Running game carries Gophers

Brian Hall

>It was a sign of things to come as Minnesota’s run defense was unable to contain the Wildcats’ rushing offense and running back Jason Wright.

Even when Northwestern was down by 24 in the fourth quarter and time was not in its favor, the Wildcats chose to stick with their attack of running the ball.

“I was not pleased with the defensive performance,” Gophers coach Glen Mason said. “We started out poor, then stiffened up and then seemed lost again at the end of the game. We couldn’t’ make a tackle.”

Wright ran 21 times for 148 yards while backup Noah Herron gained 87 yards on only nine carries.

Minnesota entered the contest with the Big Ten’ fourth ranked, 22nd nationally, run defense giving up only 108.2 yards per game.

Northwestern had 168 yards by halftime en route to a total of 306 yards on the ground for the game.

The running game also helped provide the Wildcats with 28 first downs.

“I like to think we can run the ball on any team,” Northwestern coach Randy Walker said. “I at least like to start there. We are making progress but it is a slow uphill battle with our running game.”

The Wildcats total is the most given up by the Gophers this season. Entering on Thursday, Northwestern was eighth in conference averaging only 157.0 yards per game.

“We always come in trying to stop the run,” said linebacker Ben West, who led the team with 11 total tackles. “I always think run and then react to the pass. They played hard and we had a hard time reacting to their up-tempo game.

“I think we relaxed a little bit and you can’t do that. As the middle linebacker it is my job to get them to play and I guess I failed in that.”

Kamrath gets rare start

Minnesota quarterback Benji Kamrath made his second career start in place of hobbled Asad Abdul-Khaliq.

The junior also started the first game of the season, but handed off the ball on one play before giving way to Abdul-Khaliq in that contest.

Because of the Gophers solid rushing attack, Kamrath wasn’t relied upon, but he finished the game completing six of nine passes for 101 yards and two touchdowns.

Kamrath hit tight end Scooter Baugus in the end zone on the opening play of the second quarter. The touchdown strike marked Kamrath’s first career touchdown pass and the senior, Baugus’ first career touchdown reception.

Mays does it again

Senior Jermaine Mays is quickly becoming a secret special teams weapon for Minnesota.

For the second consecutive week, Mays blocked a punt and recovered the ball for a touchdown.

Mays also recorded his third straight contest with a blocked punt.

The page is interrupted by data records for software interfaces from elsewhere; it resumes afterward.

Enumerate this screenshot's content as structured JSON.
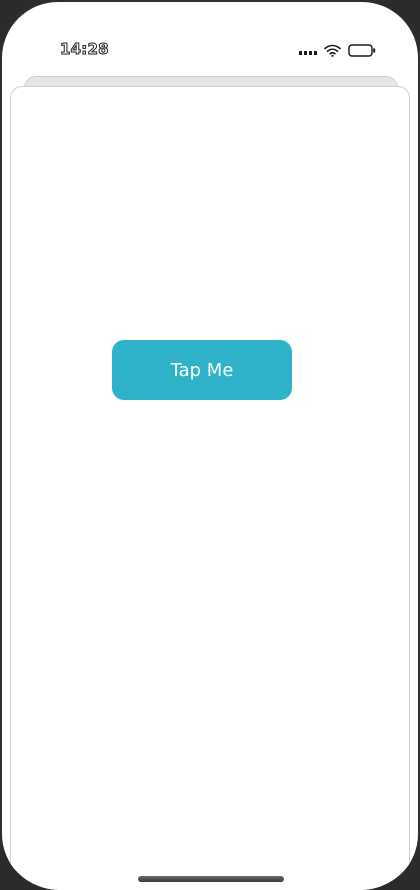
{
  "status_bar": {
    "time": "14:28",
    "icons": [
      "signal-icon",
      "wifi-icon",
      "battery-icon"
    ]
  },
  "main": {
    "button_label": "Tap Me",
    "button_color": "#2fb2c8"
  }
}
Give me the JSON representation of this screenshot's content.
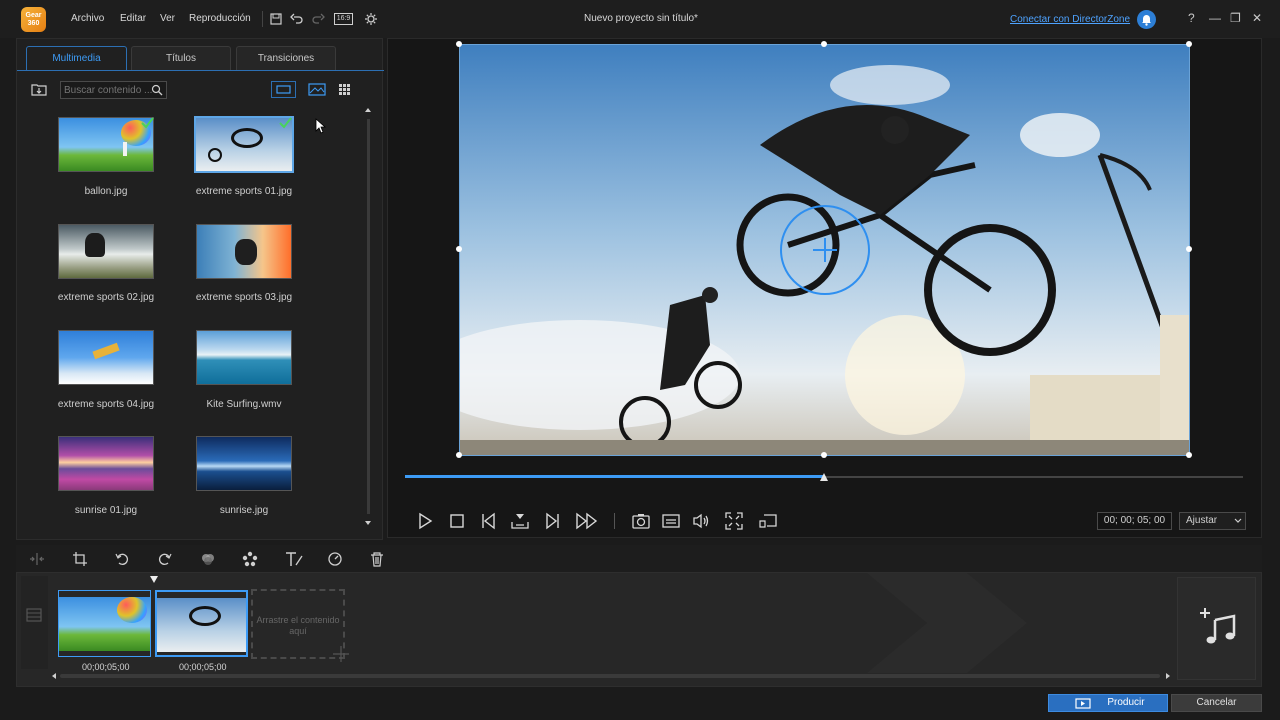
{
  "app": {
    "logo_text": "Gear 360",
    "title": "Nuevo proyecto sin título*",
    "connect_link": "Conectar con DirectorZone"
  },
  "menu": [
    "Archivo",
    "Editar",
    "Ver",
    "Reproducción"
  ],
  "toolbar": {
    "aspect_ratio": "16:9"
  },
  "window_controls": {
    "help": "?",
    "minimize": "—",
    "restore": "❐",
    "close": "✕"
  },
  "library": {
    "tabs": [
      "Multimedia",
      "Títulos",
      "Transiciones"
    ],
    "active_tab": "Multimedia",
    "search_placeholder": "Buscar contenido ...",
    "items": [
      {
        "label": "ballon.jpg",
        "checked": true,
        "selected": false
      },
      {
        "label": "extreme sports 01.jpg",
        "checked": true,
        "selected": true
      },
      {
        "label": "extreme sports 02.jpg",
        "checked": false,
        "selected": false
      },
      {
        "label": "extreme sports 03.jpg",
        "checked": false,
        "selected": false
      },
      {
        "label": "extreme sports 04.jpg",
        "checked": false,
        "selected": false
      },
      {
        "label": "Kite Surfing.wmv",
        "checked": false,
        "selected": false
      },
      {
        "label": "sunrise 01.jpg",
        "checked": false,
        "selected": false
      },
      {
        "label": "sunrise.jpg",
        "checked": false,
        "selected": false
      }
    ]
  },
  "player": {
    "timecode": "00; 00; 05; 00",
    "fit": "Ajustar",
    "progress": 0.5
  },
  "timeline": {
    "clips": [
      {
        "duration": "00;00;05;00"
      },
      {
        "duration": "00;00;05;00"
      }
    ],
    "dropzone_text": "Arrastre el contenido aquí"
  },
  "footer": {
    "produce": "Producir",
    "cancel": "Cancelar"
  },
  "colors": {
    "accent": "#3d9bf5",
    "produce_bg": "#2a6fc0",
    "background": "#1b1b1b"
  }
}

His most recent effort marks the fourth time in his career.

On the sidelines

Both of Minnesota’s co-captains sat out Thursday’s win.

Senior cornerback Mike Lehan, the only starting senior on defense, was not in uniform for the second consecutive week with a leg injury.

Meanwhile, Abdul-Khaliq was in uniform but did not play. He is still dealing with an ankle injury he suffered three weeks ago against Purdue.

Starting linebacker Justin Fraley, who sat out last week’s game foot ailment, didn’t start but entered the game early in the second quarter.

After the game, wide receiver Keith Matthews’ left shoulder was iced as he headed to the Metrodome’s X-ray room. Mason said there were no significant injuries in his postgame press conference.


Brian Hall covers football and welcomes comments at [email protected]